820 group. And we have 20 different R groups. All amino acids have this backbone, and this
821 the bonds will form for forming a protein structure.
822 [00:02:56.79] This is a reminder about the 20 amino acids. We're not memorizing
823 we are, again, remembering functional groups. We recall that there are five charged and
824 amino acids. There are five uncharged but polar amino acids. These are the amino
acids that are
825 more likely to be involved with water or aqueous phases.
826 [00:03:21.82] These are hydrophobic amino acids. These 10 here. These side chains
827 and they will tend to cluster in either, for instance, the hydrophobic core of a protein or in
828 hydrophobic section of a lipid bilayer.
829 [00:03:39.04] So here's an amino acid. They are joined together to form proteins. A
protein is 830 nearly always a linear string of amino acids. And we'll see more about this, but again,
831 examples of amino acid one right here, side chain one, methionine. This is the peptide
832 here. This is planar. We won't rotate around this. This is the second side chain, second
833 acid, third amino acid, fourth amino acid.
834 [00:04:15.20] When they're formed in linear, most of the time the side chains point in
835 directions so that you can have two sides to a single protein. For instance, this side of
836 chain will be nonpolar, whereas up here it will be polar. So it's a property called
837 [00:04:38.12] We do have rotation around two bonds. We have rotation between the
838 group and the alpha carbon. And we have rotation between the alpha carbon and the
839 group. So this is, as depicted, this is an amino acid. In gray we have peptide bond one,
840 peptide bond two. Remember that these four atoms are planar. You do not have any
841 around this single bond because it has a partial double bond character.
842 [00:05:07.84] So these phi and psi angles can take on characteristic values. And you
843 there's certain structures that are most common. This is a topographical map showing
844 common values. The red are the most common. So that the most likely angles for phi to
845 around minus 110. Here's zero. Here's minus 180. Around minus 110.
846 [00:05:31.82] And for psi, there's two structures that we'll learn about beta sheet and
847 If it's an alpha helix, psi will take on a value of minus 50. If it's a beta sheet, 150 will be a
848 common value. Any of these values are possible. These are just showing the most
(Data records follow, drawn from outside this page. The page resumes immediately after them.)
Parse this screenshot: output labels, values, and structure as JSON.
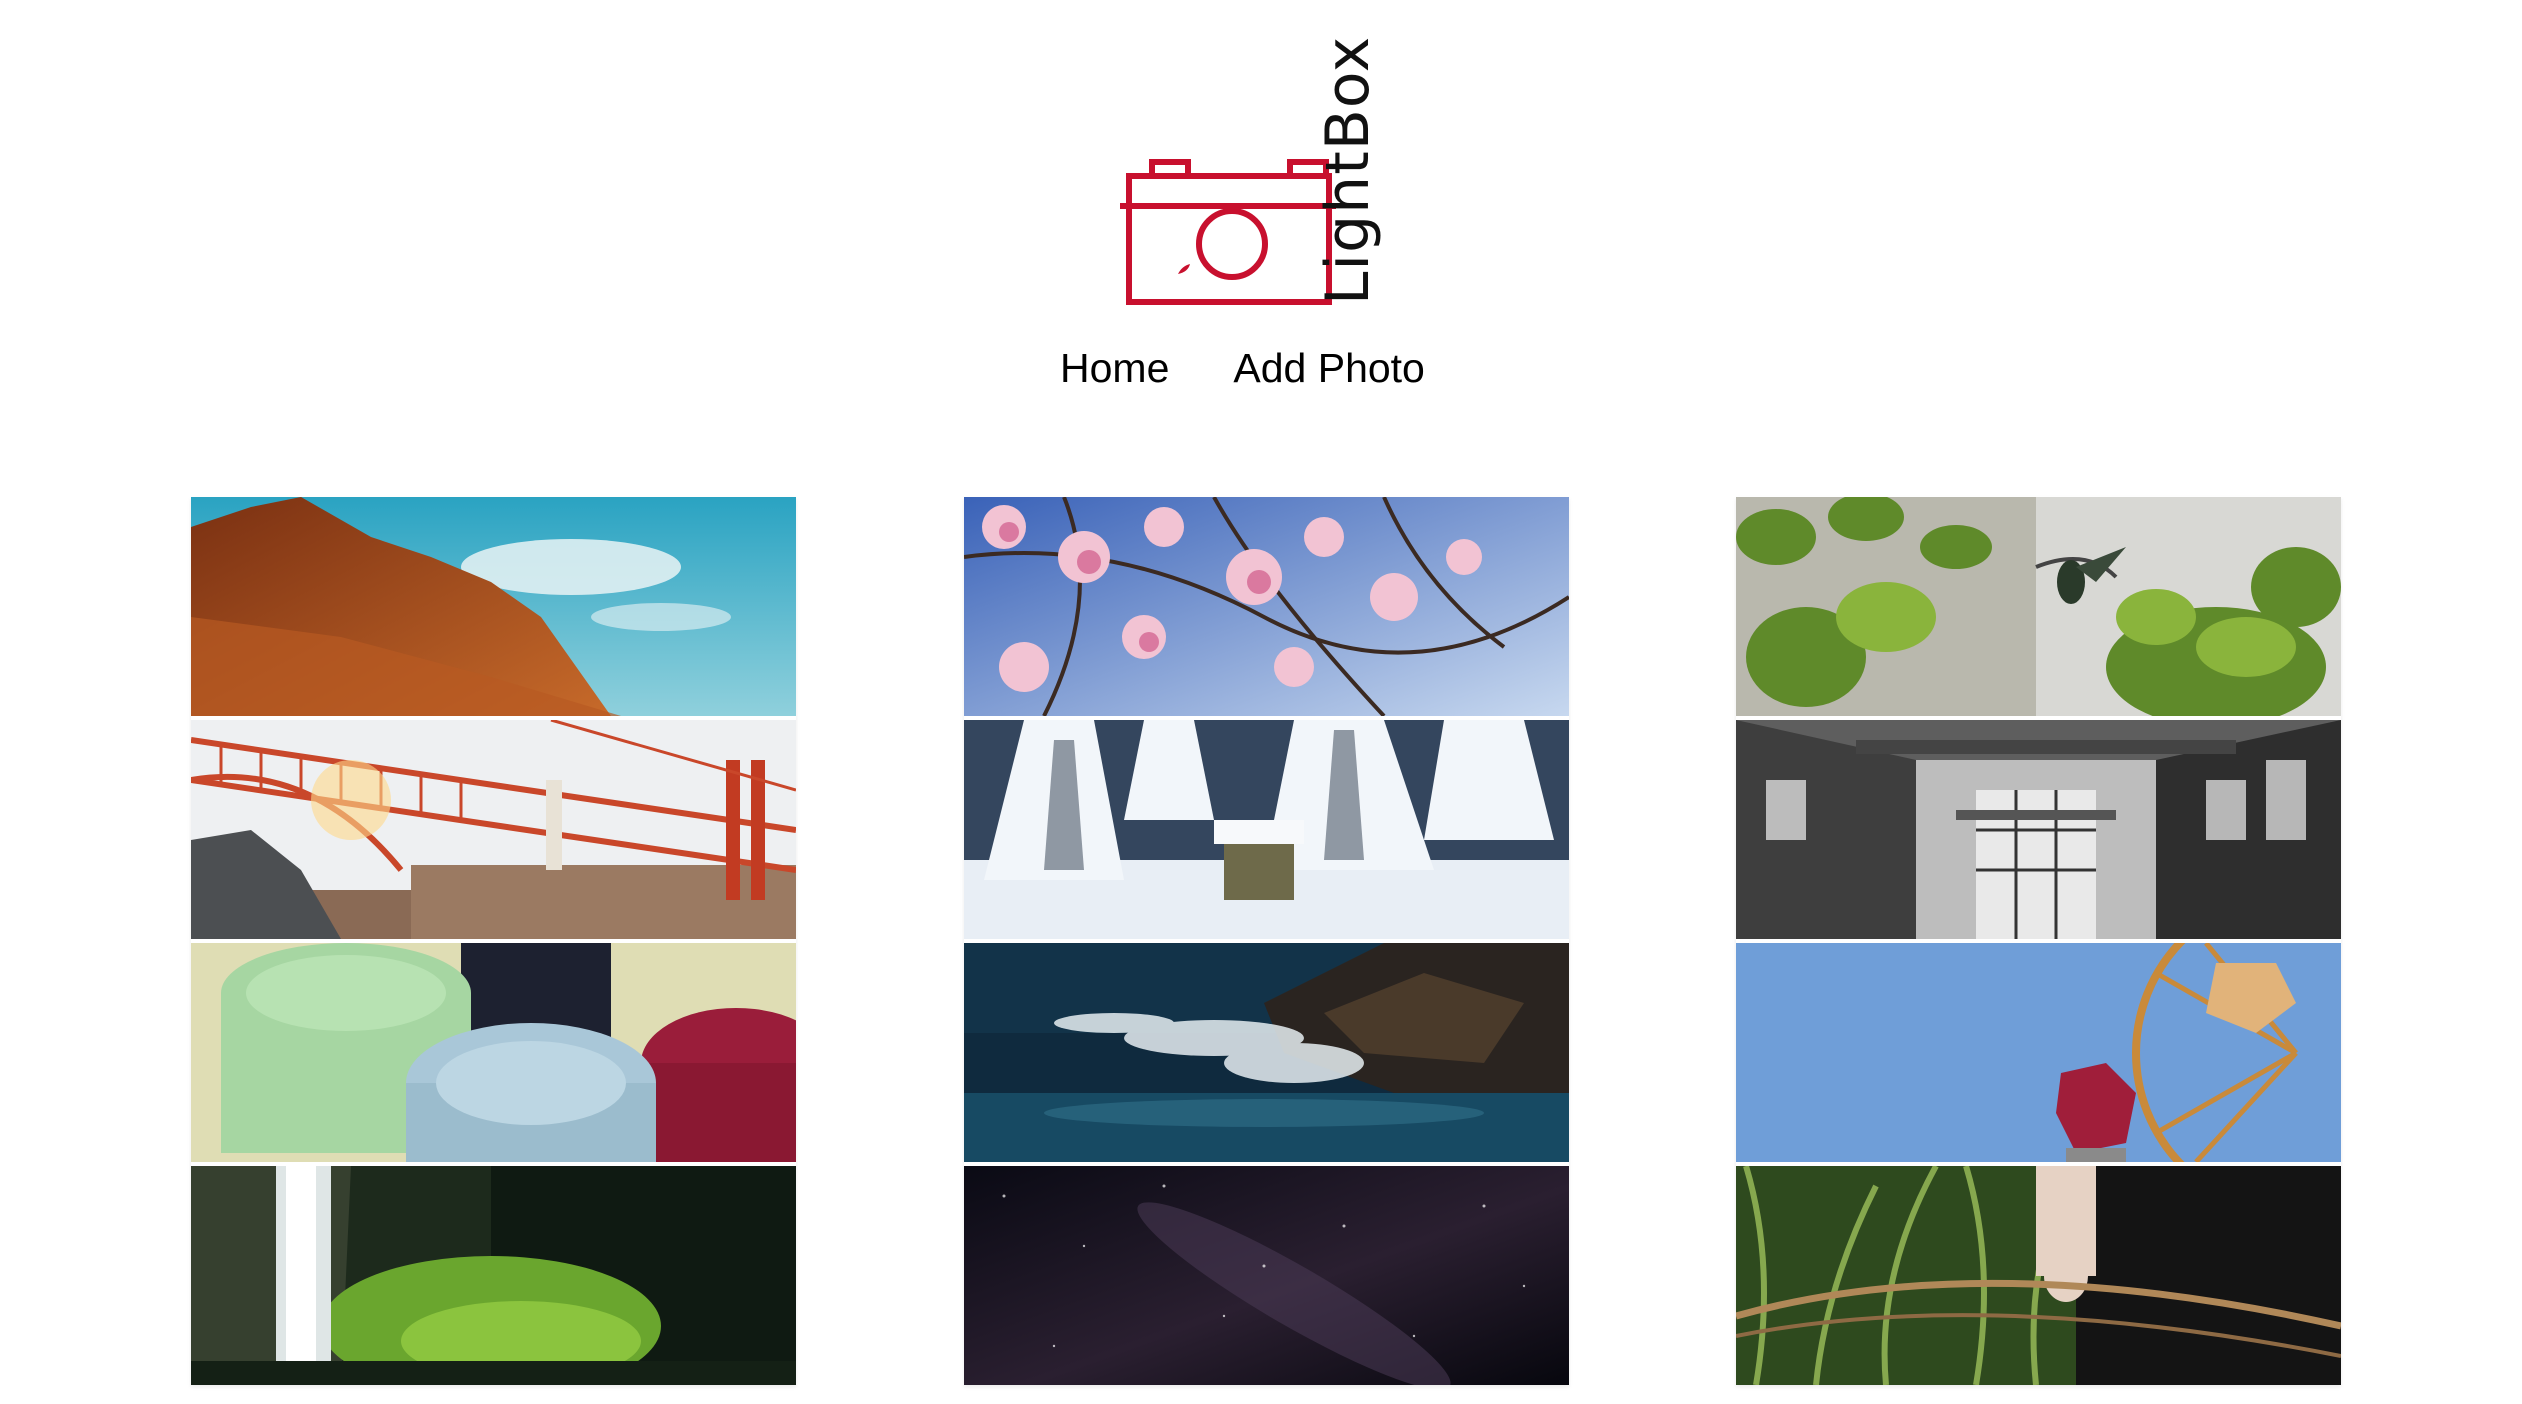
{
  "brand": {
    "name": "LightBox",
    "logo_icon": "camera-icon",
    "accent_color": "#c8102e"
  },
  "nav": {
    "items": [
      {
        "label": "Home"
      },
      {
        "label": "Add Photo"
      }
    ]
  },
  "gallery": {
    "columns": [
      {
        "photos": [
          {
            "subject": "red-cliff-mountain-photo"
          },
          {
            "subject": "golden-gate-bridge-photo"
          },
          {
            "subject": "poker-chips-photo"
          },
          {
            "subject": "waterfall-photo"
          }
        ]
      },
      {
        "photos": [
          {
            "subject": "magnolia-blossoms-photo"
          },
          {
            "subject": "snowy-forest-photo"
          },
          {
            "subject": "ocean-wave-rocks-photo"
          },
          {
            "subject": "milky-way-night-sky-photo"
          }
        ]
      },
      {
        "photos": [
          {
            "subject": "hummingbird-photo"
          },
          {
            "subject": "abandoned-factory-photo"
          },
          {
            "subject": "ferris-wheel-photo"
          },
          {
            "subject": "cornfield-figure-photo"
          }
        ]
      }
    ]
  }
}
849 in crystal structures of proteins. 850 [00:06:00.05] This is four different depictions of the same protein. This is a backbone
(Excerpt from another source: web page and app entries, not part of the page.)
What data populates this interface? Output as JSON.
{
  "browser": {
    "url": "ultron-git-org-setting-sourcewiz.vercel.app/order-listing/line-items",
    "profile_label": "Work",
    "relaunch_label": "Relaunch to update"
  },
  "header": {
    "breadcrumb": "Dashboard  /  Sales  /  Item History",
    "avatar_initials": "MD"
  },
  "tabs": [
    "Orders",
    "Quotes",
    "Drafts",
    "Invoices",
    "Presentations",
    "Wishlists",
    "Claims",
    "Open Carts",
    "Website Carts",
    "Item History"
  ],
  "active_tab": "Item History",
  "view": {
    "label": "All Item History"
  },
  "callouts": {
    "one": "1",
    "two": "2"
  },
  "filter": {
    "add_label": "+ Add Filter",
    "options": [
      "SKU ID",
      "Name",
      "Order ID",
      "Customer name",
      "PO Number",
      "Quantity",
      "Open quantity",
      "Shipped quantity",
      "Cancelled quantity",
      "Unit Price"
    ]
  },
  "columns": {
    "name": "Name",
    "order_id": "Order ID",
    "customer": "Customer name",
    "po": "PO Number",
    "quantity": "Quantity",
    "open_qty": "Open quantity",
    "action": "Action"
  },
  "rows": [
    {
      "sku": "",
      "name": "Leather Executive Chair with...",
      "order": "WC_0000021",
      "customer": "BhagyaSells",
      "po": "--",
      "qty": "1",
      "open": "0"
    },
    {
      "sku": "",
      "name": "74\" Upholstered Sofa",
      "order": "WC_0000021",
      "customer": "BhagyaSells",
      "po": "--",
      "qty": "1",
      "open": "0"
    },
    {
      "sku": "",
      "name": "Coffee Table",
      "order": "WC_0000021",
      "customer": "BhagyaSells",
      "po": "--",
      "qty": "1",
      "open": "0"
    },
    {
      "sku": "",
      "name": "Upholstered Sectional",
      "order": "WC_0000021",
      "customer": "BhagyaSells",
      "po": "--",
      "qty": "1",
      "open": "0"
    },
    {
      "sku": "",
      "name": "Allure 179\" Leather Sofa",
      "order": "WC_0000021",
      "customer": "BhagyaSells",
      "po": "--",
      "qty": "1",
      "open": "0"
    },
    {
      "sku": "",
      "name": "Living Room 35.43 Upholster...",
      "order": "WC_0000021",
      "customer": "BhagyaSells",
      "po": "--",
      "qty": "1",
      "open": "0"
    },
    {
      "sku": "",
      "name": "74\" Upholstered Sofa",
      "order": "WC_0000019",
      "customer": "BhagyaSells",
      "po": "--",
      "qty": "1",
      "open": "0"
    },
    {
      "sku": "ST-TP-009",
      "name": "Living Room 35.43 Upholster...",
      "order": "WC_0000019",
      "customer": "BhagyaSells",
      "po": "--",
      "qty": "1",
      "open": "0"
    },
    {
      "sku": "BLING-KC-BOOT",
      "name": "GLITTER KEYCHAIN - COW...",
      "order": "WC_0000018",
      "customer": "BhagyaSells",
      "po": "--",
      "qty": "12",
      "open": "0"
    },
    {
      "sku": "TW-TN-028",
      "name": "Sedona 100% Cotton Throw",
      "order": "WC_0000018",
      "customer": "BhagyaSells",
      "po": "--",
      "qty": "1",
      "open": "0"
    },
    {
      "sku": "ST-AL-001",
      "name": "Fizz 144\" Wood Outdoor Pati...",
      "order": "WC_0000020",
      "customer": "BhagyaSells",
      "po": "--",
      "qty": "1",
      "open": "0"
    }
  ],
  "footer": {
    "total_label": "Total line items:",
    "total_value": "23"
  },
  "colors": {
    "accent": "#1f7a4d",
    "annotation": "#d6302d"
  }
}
851 It's sort of simple to see. But again, we get fooled to think that there might be some
852 This is a space filling model where the atoms have their electronic radii filled in. And as
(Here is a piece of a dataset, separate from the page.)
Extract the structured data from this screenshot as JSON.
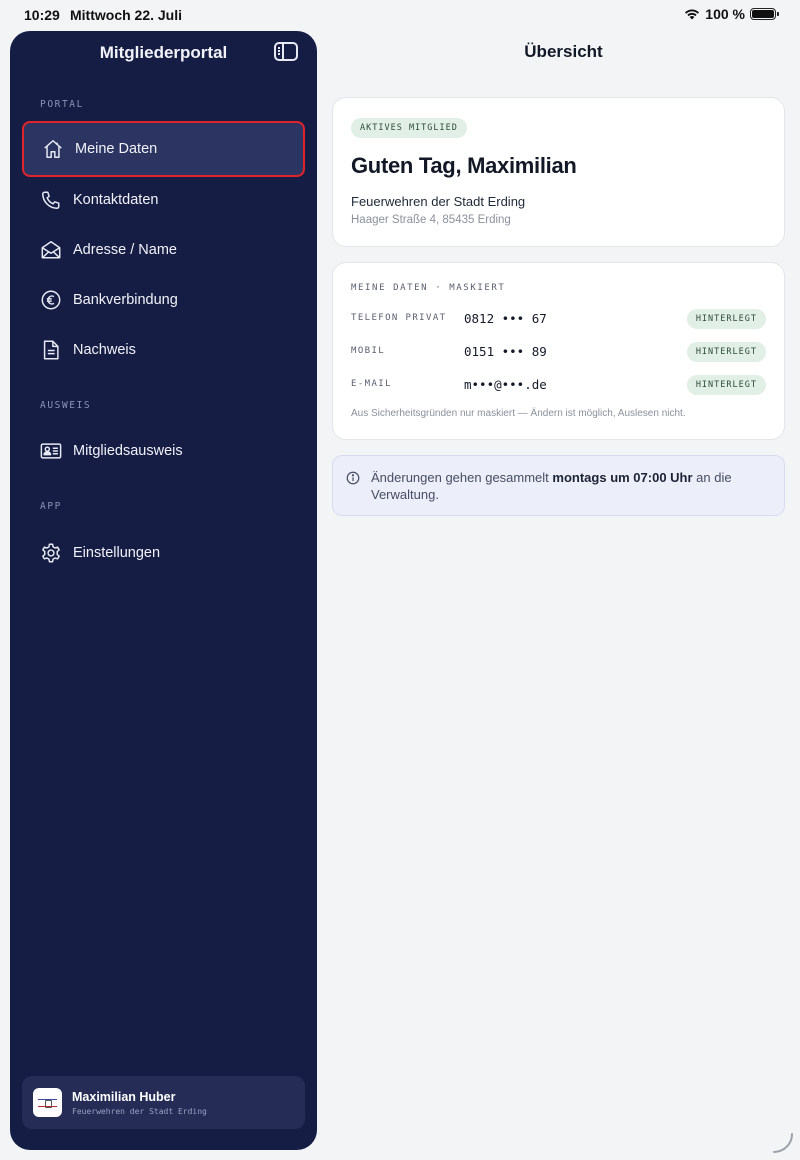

853 see, it's quite dense. It's closely packed.
[00:06:26.13] This is basically a backbone view also except 854 that you can see that we've
855 some depictions of secondary structures. These arrows are beta sheets. This helix as
856 helix that helps our eyes draw attention to certain structural features in the protein.
857 [00:06:44.31] And here, this is in the bottom left hand corner, we have an all atom trace.
858 just the backbones up here. This is all the atoms being depicted.
859 [00:07:01.04] Now with regard to forces that help govern the shape of proteins, we've